Your answer should hold every line of the records below that contains the string "Settings".

Excerpts from an interface dataset:
──────────────────────────────
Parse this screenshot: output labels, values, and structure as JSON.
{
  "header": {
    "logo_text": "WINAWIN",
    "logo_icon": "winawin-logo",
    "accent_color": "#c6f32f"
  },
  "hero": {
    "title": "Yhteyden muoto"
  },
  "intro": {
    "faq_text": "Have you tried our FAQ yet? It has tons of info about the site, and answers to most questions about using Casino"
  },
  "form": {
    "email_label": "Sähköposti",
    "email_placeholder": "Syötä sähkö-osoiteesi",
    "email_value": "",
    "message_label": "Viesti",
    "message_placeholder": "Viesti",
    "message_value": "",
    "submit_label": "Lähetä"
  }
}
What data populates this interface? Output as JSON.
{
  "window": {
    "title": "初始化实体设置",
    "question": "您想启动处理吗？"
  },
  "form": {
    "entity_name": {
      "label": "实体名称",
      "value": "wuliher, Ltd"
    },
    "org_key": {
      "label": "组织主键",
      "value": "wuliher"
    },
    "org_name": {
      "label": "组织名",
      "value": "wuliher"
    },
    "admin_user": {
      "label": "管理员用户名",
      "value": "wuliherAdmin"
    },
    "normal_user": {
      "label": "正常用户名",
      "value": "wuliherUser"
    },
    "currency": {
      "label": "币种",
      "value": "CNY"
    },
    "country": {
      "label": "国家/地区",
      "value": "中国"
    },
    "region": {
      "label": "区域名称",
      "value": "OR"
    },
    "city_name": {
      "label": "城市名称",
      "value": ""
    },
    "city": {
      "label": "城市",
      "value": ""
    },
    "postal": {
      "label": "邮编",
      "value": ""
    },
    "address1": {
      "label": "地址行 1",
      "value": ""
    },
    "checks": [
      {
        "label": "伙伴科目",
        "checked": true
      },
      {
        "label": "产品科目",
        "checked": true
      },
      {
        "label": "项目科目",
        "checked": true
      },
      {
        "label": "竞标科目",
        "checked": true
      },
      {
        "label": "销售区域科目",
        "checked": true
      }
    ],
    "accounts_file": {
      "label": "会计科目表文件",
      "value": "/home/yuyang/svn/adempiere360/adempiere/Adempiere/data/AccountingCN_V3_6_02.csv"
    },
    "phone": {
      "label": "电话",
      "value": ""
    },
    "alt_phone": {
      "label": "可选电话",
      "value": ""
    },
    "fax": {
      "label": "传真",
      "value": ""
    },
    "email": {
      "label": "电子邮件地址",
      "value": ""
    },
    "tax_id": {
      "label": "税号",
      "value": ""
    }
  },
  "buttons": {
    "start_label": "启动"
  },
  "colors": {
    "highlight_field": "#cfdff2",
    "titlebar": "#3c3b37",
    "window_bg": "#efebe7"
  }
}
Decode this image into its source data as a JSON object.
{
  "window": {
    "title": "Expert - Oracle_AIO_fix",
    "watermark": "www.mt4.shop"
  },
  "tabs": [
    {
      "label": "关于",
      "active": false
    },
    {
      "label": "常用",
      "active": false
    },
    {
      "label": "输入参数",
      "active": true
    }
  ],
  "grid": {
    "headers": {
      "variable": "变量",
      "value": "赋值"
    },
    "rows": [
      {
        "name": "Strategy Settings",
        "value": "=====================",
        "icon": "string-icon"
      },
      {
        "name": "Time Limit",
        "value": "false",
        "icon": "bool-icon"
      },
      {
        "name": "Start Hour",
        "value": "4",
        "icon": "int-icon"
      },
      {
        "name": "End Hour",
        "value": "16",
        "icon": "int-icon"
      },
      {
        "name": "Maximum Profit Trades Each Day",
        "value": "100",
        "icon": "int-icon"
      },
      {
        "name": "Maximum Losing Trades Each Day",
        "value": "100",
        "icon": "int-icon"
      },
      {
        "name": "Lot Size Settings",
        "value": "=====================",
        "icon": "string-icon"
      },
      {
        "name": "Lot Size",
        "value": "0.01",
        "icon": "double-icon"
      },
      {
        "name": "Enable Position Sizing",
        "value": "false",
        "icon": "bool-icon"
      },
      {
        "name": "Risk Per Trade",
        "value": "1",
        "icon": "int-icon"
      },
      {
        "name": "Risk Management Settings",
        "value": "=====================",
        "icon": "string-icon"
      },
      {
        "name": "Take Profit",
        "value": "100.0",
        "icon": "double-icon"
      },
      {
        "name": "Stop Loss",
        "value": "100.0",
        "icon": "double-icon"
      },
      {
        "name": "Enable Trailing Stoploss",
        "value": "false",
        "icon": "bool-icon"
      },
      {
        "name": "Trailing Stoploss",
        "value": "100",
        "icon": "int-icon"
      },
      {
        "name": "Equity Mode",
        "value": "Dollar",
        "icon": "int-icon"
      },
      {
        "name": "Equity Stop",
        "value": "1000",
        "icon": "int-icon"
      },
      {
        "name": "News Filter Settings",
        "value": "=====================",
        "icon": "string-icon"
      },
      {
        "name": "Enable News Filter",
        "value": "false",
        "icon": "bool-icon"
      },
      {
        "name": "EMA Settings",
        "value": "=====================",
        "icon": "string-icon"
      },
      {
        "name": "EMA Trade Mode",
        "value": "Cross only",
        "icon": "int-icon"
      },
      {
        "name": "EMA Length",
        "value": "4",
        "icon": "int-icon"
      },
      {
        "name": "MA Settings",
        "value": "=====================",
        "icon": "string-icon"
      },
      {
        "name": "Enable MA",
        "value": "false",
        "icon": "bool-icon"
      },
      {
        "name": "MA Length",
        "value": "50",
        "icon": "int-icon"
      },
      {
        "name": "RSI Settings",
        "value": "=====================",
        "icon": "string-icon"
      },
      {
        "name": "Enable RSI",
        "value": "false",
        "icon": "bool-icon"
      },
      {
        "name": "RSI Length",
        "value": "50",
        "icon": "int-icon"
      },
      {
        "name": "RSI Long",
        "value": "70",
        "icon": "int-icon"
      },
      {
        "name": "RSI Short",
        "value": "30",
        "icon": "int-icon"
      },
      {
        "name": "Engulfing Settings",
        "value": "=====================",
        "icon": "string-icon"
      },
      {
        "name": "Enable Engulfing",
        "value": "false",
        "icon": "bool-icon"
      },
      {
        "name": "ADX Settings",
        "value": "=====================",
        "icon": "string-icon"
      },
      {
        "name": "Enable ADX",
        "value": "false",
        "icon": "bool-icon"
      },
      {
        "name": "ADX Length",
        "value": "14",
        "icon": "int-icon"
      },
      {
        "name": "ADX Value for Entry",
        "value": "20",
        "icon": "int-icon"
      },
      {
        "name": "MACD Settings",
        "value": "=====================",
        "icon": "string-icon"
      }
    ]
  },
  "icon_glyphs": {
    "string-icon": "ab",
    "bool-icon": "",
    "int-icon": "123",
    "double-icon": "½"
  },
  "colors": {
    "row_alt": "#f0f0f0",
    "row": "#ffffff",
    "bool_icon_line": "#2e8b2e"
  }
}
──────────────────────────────
#### [REPLY TO THE TASK]
        "name": "Strategy Settings",
        "name": "Lot Size Settings",
        "name": "Risk Management Settings",
        "name": "News Filter Settings",
        "name": "EMA Settings",
        "name": "MA Settings",
        "name": "RSI Settings",
        "name": "Engulfing Settings",
        "name": "ADX Settings",
        "name": "MACD Settings",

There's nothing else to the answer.